The men of Knoxville's Gun*Slinger don't want to be seen as some sort of chic retro act, nor as worshipful revivalists; they just want to be taken for what they are, mostly—a band of misfit mid-twentysomethings articulating their unspoken rage and anomie through the timeless lingua franca of rebellious rock 'n' roll.
What makes that difficult is their not-so-timeless patois—call it hair metal if you will, though that's a lazy and largely inadequate label—which harkens back to a style of rock that took hold when the lot of them were still in the crib.
"We don't want the stigma of the '80s, and we're not a tribute band," says lead yowler Cole Graham, relaxing on a couch in the home several of the band members seem to share in the no-man's-land between Knoxville and Seymour. "It's what we like and what we want to do; we wanted something reminiscent of hair metal but with a little less glitter, a more modern feel."
Gun*Slinger took shape at open mic night at a bar in Maryville in early 2008, starting with singer and rhythm guitarist Graham and lead guitarist Marcus Ott. Though he lacked Graham's immersion in metal culture, Ott's background in outlaw country and blues made him something of a kindred spirit. "We were the two guys with long hair and leather jackets, so we started talking," Ott laughs.

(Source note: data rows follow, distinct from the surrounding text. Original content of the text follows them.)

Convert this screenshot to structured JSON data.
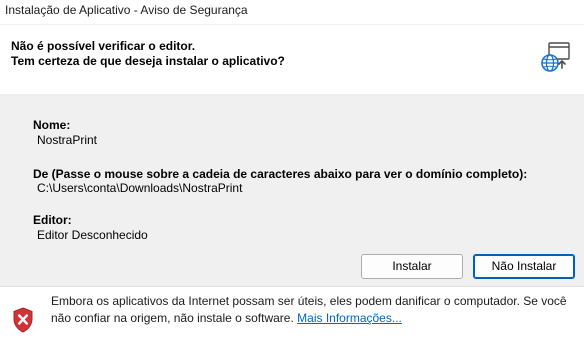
{
  "window": {
    "title": "Instalação de Aplicativo - Aviso de Segurança"
  },
  "header": {
    "line1": "Não é possível verificar o editor.",
    "line2": "Tem certeza de que deseja instalar o aplicativo?",
    "icon": "globe-install-icon"
  },
  "fields": {
    "name_label": "Nome:",
    "name_value": "NostraPrint",
    "from_label": "De (Passe o mouse sobre a cadeia de caracteres abaixo para ver o domínio completo):",
    "from_value": "C:\\Users\\conta\\Downloads\\NostraPrint",
    "publisher_label": "Editor:",
    "publisher_value": "Editor Desconhecido"
  },
  "buttons": {
    "install": "Instalar",
    "cancel": "Não Instalar"
  },
  "footer": {
    "icon": "warning-shield-icon",
    "line1": "Embora os aplicativos da Internet possam ser úteis, eles podem danificar o computador. Se você",
    "line2": "não confiar na origem, não instale o software.",
    "link": "Mais Informações..."
  },
  "colors": {
    "accent": "#005fb8",
    "link": "#0066cc",
    "shield_red": "#d13438"
  }
}
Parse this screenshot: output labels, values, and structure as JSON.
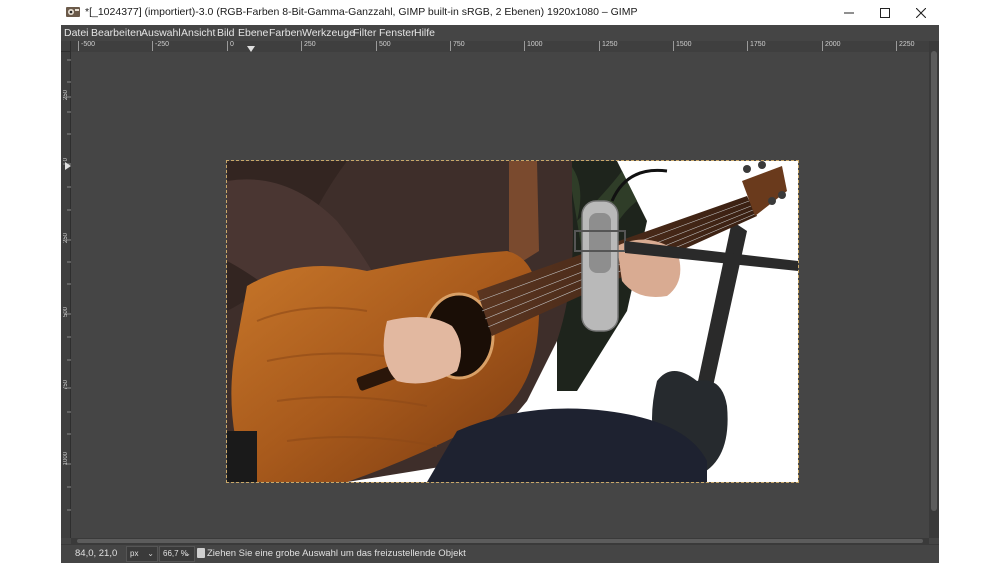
{
  "window": {
    "title": "*[_1024377] (importiert)-3.0 (RGB-Farben 8-Bit-Gamma-Ganzzahl, GIMP built-in sRGB, 2 Ebenen) 1920x1080 – GIMP",
    "controls": {
      "minimize": "—",
      "maximize": "☐",
      "close": "✕"
    }
  },
  "menu": [
    {
      "label": "Datei"
    },
    {
      "label": "Bearbeiten"
    },
    {
      "label": "Auswahl"
    },
    {
      "label": "Ansicht"
    },
    {
      "label": "Bild"
    },
    {
      "label": "Ebene"
    },
    {
      "label": "Farben"
    },
    {
      "label": "Werkzeuge"
    },
    {
      "label": "Filter"
    },
    {
      "label": "Fenster"
    },
    {
      "label": "Hilfe"
    }
  ],
  "ruler": {
    "horizontal": [
      "-500",
      "-250",
      "0",
      "250",
      "500",
      "750",
      "1000",
      "1250",
      "1500",
      "1750",
      "2000",
      "2250"
    ],
    "vertical": [
      "250",
      "0",
      "250",
      "500",
      "750",
      "1000"
    ]
  },
  "status": {
    "coords": "84,0, 21,0",
    "unit": "px",
    "zoom": "66,7 %",
    "message": "Ziehen Sie eine grobe Auswahl um das freizustellende Objekt"
  },
  "icons": {
    "app": "gimp-icon",
    "status": "info-icon",
    "navigate": "navigate-icon"
  },
  "colors": {
    "canvas_bg": "#454545",
    "titlebar_bg": "#ffffff",
    "selection_outline": "#c9a86a"
  }
}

"We bonded over Aerosmith," Graham remembers. "I told him I was looking to form a modern-day hair metal band, and he was game for it. And so the excess drinking and the working to play really fast lead guitar took off. Faster! Faster!"
Drummer Blake Rider, who had cut his teeth playing honky tonks in Madisonville, and bassist Ryan Scott, a metal vet, were soon added. Taken as a whole, they're a potent outfit—and maybe a lethal one, if not handled carefully, like an angry snake with a mouthful of venom.
Ott plays guitar with the kind of versatile athleticism that recalls the best '80s axemen, from his twisting, pummeling rhythms to controlled, magnificently tasteful melodies to harmonics that come screaming off his pickups like slasher-movie sound effects.
And Graham has the charisma of a true frontman as well as the note-perfect chops of a great lead singer. Even with his mop of golden locks wrapped up haphazardly in a toboggan, he bears a slight resemblance to former Skid Row singer Sebastian Bach—or maybe he would, that is, if you replaced the girlish delicacy of Bach's features with a certain Southern pugnacity. There's something dangerous about his presence, a wildness in his eyes, as if, despite his basically amiable way, he could blow up any minute.
All of which can make for great rock, whether it's of the hair-metal variety or otherwise. But right now, Gun*Slinger has little to show for its efforts other than some home demos; the immediate goal is scrape up funds for a full-length recording, the songs for which have already been written.
Gigs around home aren't easy to come by—other than the Longbranch and Big Daddy's in Knoxville, a lot of their shows are on the festival circuit. Because while old-school metal of various kinds has made a comeback, at least in some quarters, there's still some resistance to a genre that at one time was looked upon with more contempt and derision than possibly any other in the history of hard rock.
"To survive in the market today, you almost have to do something that is a little more aggressive," Ott says. "We try to do that, but also keep our roots, do something that's hooky and catchy enough where the audience can join in sometimes."
"We want to captivate audiences the way those bands did," adds Graham.
Maybe it's a hair-metal thing, too, that while most fledgling and unsigned rock bands have reduced their rock 'n' roll wish list to more modest (less honest?) and attainable goals, the guys in Gun*Slinger aren't afraid to harbor arena-sized dreams.
"Everyone wants to be the next Aerosmith; we wouldn't mind it either," Ott says. "If nothing else, though, we'll say what we gotta say. And that's what we gotta say."